§ EXERCISE PROMPT:
Start to finish, print the entries exactly, and carry none of the pictures over.

§ GIVEN INFORMATION:
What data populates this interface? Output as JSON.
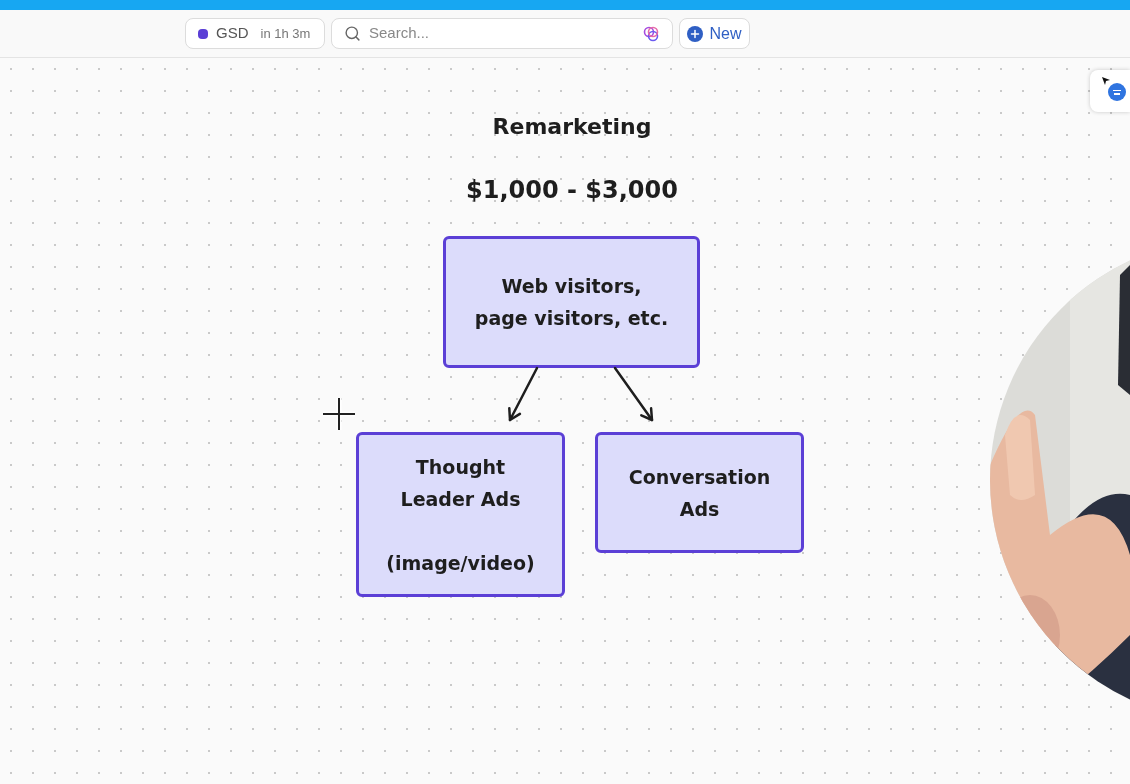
{
  "toolbar": {
    "timer": {
      "label": "GSD",
      "time": "in 1h 3m"
    },
    "search": {
      "placeholder": "Search..."
    },
    "new_button": "New"
  },
  "canvas": {
    "title": "Remarketing",
    "budget": "$1,000 - $3,000",
    "nodes": [
      {
        "text": "Web visitors,\npage visitors, etc."
      },
      {
        "text": "Thought\nLeader Ads\n\n(image/video)"
      },
      {
        "text": "Conversation\nAds"
      }
    ]
  }
}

§ ANSWER TO THIS TASK:
What data populates this interface? Output as JSON.
{
  "toolbar": {
    "timer": {
      "label": "GSD",
      "time": "in 1h 3m"
    },
    "search": {
      "placeholder": "Search..."
    },
    "new_button": "New"
  },
  "canvas": {
    "title": "Remarketing",
    "budget": "$1,000 - $3,000",
    "nodes": [
      {
        "text": "Web visitors,\npage visitors, etc."
      },
      {
        "text": "Thought\nLeader Ads\n\n(image/video)"
      },
      {
        "text": "Conversation\nAds"
      }
    ]
  }
}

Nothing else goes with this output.